> _What the exercise asks_: One number should be the full reply: how many lines of the material below contain "offset".

> _Data for analysis_:
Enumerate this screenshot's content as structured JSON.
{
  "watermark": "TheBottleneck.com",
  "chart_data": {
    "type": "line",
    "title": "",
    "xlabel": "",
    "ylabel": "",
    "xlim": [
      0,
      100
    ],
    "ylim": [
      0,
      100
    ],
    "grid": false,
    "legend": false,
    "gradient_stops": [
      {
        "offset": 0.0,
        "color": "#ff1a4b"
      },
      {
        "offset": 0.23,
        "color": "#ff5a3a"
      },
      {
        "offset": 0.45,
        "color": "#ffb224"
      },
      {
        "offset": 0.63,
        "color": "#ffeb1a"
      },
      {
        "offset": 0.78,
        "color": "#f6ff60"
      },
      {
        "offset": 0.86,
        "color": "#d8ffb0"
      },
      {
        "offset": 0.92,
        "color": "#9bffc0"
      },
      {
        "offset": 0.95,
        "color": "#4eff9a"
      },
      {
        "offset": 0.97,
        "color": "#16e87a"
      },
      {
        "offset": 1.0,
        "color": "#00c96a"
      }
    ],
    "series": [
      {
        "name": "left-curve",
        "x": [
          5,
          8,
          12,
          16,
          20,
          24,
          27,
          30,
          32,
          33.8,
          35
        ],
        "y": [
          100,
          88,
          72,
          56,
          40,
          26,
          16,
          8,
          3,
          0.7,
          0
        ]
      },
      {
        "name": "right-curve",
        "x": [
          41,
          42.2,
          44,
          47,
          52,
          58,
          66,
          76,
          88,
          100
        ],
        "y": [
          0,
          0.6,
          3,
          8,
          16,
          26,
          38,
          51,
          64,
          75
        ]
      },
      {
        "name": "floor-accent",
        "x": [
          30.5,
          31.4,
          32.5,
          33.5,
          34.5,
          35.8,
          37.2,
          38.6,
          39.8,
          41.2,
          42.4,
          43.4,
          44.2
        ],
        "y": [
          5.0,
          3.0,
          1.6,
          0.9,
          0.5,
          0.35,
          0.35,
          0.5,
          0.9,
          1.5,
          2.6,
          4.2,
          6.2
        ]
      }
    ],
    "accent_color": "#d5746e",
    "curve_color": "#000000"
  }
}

> _Response below_: 10